In the 1950s, just after the British had gone and when the Punjab government had moved to Chandigarh, there was talk that Shimla should be left alone. One of the votaries of the idea was the late E.N. Mangat Rai, Punjab’s Chief Secretary. It remained a drawing-room discussion and one wonders what trajectory the town would have taken had this become reality. For one, Himachal when it came into being, could have had a full-fledged modern city as its capital. The Sundarnagar area and wide Balh valley was once mooted as a fresh site. From the early 1980s, Shimla began altering its character from that of a retreat and a town that had only rulers and their servants to a middle-class city. It swiftly packed itself with people with jobs (most with the numerous government offices that had sprung up) and the standard hangers-on that live in every place that offers political favour.
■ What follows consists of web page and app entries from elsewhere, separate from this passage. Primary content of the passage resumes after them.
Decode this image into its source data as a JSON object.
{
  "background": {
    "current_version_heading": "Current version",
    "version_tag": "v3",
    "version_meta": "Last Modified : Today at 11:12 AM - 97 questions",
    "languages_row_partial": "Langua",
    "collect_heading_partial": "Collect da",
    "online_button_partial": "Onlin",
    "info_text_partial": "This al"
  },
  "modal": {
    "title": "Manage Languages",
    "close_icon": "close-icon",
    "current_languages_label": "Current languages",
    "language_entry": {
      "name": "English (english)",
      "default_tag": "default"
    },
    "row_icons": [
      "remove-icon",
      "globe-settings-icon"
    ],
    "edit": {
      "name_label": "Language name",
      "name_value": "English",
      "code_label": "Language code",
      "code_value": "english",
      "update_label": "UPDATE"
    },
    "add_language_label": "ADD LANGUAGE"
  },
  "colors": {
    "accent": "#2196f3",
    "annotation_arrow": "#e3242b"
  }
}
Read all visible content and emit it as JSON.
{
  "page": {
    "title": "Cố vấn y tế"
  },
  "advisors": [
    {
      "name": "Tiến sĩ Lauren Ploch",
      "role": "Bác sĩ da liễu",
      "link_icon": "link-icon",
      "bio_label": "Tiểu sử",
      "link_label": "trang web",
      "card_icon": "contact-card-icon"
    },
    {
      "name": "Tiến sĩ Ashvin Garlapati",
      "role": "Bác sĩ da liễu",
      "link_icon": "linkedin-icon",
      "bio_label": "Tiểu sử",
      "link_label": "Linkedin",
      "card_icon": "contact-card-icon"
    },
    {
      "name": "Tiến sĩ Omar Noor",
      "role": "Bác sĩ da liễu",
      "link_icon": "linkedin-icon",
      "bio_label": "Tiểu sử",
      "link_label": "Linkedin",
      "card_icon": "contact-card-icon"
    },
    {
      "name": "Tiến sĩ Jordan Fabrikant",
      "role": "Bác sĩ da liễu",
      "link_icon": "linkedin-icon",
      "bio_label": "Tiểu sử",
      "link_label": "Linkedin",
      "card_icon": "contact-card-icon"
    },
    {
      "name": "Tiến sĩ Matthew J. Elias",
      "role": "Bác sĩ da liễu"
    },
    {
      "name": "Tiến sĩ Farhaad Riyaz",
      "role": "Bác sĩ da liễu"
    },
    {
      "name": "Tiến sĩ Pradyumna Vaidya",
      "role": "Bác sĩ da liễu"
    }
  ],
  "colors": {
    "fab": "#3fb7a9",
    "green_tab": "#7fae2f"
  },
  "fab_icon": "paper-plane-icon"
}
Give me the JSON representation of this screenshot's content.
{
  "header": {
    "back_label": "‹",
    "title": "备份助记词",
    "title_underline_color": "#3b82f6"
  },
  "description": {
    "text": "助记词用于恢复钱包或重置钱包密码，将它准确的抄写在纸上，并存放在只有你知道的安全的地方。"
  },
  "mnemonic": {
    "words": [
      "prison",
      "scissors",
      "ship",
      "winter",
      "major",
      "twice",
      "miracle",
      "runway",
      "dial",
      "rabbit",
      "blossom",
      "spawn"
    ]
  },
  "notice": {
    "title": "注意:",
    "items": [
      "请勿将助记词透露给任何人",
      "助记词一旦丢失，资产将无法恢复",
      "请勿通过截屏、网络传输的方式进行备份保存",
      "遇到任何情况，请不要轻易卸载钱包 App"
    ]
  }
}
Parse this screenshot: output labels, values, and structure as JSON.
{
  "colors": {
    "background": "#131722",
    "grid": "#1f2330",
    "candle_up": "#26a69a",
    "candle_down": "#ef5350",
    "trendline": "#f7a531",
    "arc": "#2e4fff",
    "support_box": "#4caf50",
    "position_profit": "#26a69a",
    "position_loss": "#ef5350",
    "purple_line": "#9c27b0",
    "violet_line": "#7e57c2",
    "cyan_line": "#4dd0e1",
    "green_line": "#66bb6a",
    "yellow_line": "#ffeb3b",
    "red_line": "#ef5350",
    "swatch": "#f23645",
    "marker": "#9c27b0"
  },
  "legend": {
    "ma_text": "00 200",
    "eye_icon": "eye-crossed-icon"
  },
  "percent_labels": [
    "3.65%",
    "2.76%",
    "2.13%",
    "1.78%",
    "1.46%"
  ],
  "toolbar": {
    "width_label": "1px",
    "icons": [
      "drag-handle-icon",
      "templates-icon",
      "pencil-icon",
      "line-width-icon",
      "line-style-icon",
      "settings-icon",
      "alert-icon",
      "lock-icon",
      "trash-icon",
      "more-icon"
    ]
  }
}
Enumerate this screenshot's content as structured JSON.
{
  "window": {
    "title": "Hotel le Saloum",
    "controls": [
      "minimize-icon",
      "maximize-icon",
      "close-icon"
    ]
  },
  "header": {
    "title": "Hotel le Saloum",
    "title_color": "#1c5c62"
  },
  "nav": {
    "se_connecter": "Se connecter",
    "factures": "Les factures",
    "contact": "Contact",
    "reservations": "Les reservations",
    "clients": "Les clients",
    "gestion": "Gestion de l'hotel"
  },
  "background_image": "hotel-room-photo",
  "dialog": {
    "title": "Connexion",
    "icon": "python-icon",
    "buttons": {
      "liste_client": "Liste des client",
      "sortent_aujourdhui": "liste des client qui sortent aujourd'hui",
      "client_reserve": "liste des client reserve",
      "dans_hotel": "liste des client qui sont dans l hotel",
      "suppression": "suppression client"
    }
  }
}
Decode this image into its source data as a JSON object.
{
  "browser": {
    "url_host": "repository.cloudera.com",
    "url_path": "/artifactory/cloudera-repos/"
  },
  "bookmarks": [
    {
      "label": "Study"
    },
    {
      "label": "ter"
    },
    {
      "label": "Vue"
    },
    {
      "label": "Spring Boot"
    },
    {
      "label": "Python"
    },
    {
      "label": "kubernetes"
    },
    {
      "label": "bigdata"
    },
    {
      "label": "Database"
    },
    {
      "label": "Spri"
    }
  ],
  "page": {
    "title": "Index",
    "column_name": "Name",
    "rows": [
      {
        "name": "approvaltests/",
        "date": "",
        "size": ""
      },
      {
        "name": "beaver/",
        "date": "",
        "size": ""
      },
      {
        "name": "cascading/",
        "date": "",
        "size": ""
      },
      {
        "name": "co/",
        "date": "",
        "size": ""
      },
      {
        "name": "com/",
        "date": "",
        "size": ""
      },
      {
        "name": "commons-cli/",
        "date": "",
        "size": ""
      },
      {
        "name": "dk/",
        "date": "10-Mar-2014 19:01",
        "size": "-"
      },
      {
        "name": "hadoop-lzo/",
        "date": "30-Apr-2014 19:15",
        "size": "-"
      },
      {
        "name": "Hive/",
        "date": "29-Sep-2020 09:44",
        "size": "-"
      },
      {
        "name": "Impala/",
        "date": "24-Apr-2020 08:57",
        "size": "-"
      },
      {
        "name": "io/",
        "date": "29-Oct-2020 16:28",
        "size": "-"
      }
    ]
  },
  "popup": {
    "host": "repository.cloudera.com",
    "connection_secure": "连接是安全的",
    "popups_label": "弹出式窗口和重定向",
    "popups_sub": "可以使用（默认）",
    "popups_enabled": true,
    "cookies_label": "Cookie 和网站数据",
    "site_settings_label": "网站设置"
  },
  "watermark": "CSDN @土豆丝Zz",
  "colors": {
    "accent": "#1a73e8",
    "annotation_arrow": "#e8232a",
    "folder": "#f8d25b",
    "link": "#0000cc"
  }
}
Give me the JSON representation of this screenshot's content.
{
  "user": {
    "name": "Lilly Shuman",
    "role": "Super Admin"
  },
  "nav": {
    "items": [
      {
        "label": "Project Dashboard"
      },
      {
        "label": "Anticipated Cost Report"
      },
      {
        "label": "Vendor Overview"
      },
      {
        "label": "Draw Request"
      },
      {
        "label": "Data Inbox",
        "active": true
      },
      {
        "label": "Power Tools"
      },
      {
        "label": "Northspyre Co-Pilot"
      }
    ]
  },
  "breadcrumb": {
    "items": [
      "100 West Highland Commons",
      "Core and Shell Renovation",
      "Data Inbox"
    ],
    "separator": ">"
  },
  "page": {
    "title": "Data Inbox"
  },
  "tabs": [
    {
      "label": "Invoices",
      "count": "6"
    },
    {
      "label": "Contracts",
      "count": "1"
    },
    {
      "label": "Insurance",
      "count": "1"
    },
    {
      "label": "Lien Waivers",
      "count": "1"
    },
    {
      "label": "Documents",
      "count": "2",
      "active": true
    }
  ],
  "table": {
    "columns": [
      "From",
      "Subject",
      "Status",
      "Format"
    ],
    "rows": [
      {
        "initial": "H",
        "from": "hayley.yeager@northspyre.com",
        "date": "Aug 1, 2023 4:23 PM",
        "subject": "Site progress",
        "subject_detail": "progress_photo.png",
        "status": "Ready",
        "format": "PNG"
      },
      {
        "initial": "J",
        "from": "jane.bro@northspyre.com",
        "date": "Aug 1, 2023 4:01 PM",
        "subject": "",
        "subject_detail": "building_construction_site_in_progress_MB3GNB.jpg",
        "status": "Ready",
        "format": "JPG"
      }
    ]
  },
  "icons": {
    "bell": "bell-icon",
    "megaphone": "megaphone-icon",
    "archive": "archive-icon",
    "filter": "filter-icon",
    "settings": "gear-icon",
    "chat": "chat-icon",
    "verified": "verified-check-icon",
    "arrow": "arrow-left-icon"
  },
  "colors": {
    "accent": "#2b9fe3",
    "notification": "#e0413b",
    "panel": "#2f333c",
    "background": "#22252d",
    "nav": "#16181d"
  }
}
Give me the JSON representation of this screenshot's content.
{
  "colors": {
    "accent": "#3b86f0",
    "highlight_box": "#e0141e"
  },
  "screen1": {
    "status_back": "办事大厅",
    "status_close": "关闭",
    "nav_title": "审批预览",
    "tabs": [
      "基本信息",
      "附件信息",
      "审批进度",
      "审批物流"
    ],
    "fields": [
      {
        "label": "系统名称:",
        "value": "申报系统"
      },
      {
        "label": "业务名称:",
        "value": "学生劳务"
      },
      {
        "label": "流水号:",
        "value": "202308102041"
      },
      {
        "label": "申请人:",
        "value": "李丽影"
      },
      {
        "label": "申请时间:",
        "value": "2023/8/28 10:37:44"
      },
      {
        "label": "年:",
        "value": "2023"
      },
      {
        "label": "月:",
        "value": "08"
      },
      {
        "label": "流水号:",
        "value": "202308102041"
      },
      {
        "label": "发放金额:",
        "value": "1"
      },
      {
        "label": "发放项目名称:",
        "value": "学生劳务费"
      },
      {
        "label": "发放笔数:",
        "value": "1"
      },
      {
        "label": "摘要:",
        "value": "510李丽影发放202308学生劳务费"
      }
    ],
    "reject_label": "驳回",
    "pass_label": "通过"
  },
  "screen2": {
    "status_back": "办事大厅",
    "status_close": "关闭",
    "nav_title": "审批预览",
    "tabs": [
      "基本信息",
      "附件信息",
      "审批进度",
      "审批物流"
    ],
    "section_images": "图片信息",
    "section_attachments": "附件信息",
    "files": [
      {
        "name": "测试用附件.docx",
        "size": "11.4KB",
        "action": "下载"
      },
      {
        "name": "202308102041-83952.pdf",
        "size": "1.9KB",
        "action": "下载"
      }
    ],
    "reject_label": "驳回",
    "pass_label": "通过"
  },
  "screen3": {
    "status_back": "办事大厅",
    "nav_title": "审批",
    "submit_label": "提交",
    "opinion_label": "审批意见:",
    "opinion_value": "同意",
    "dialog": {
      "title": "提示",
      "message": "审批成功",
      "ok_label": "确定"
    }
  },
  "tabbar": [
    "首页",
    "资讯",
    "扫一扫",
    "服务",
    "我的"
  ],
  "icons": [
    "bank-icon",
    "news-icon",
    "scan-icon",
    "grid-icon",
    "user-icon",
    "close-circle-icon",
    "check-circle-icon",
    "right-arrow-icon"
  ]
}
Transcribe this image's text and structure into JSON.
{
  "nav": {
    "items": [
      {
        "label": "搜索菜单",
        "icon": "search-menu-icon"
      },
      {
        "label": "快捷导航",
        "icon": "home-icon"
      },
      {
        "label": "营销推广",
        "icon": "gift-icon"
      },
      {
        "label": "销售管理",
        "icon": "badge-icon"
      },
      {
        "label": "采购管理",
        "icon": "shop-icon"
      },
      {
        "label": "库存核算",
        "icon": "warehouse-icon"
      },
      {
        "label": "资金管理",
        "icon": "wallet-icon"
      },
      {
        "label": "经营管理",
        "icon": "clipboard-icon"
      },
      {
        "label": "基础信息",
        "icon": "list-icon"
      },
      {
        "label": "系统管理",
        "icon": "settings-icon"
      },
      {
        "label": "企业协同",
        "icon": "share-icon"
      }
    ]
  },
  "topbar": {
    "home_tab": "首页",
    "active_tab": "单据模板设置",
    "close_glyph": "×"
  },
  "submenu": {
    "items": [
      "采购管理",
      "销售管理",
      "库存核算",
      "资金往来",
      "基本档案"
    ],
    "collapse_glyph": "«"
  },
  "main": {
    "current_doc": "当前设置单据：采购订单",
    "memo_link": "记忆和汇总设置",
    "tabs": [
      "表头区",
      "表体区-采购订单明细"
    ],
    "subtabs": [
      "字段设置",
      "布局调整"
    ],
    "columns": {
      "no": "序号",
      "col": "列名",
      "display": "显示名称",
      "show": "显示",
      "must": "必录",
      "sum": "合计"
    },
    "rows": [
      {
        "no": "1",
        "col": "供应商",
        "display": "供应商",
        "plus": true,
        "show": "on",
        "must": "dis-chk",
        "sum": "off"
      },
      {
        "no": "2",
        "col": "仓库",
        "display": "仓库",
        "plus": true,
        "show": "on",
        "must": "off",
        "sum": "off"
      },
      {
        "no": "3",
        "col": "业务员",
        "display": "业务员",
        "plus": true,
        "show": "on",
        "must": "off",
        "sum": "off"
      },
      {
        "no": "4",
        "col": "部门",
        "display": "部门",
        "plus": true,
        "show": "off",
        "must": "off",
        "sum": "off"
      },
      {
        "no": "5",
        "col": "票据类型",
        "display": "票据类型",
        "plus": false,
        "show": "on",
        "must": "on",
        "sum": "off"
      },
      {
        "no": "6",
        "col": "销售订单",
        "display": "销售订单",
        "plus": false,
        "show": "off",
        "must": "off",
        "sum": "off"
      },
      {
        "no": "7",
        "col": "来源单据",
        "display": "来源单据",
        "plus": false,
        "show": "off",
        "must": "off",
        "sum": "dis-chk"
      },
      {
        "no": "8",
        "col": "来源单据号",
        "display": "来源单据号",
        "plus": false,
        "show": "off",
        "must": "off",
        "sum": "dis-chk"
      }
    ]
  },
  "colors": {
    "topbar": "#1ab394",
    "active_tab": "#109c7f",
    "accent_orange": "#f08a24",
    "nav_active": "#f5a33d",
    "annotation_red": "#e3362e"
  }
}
And for all that, this is still the place from where a fifth of the human race was ruled for close to a century. Though called a "summer capital", for all practical purposes, this was the real capital of India as the government moved to its heights in late March or early April every year and stayed put till late October or early November. Decisions made under the gaze of the Himalaya impact our lives to the present day – the marking of the Durand Line which somewhat established the border between un-partitioned India and Afghanistan; the McMahon Line, which became the boundary between India and China; and the Radcliffe Line that divided the sub-continent into India and Pakistan. Two things that seem to have become entwined are colonial history and colonial-built heritage. The preservation of the built heritage (or what remains of it), is not a celebration of colonial subjugation.

This is the acknowledgment of a past that cannot be wished away and also the realisation that at the end of the day, it was all paid for by Indian money, built by Indian hands and is firmly rooted on Indian soil. The misty wraith of the Indian workman finds substance in these structures.

The writer is a Shimla-based historian and author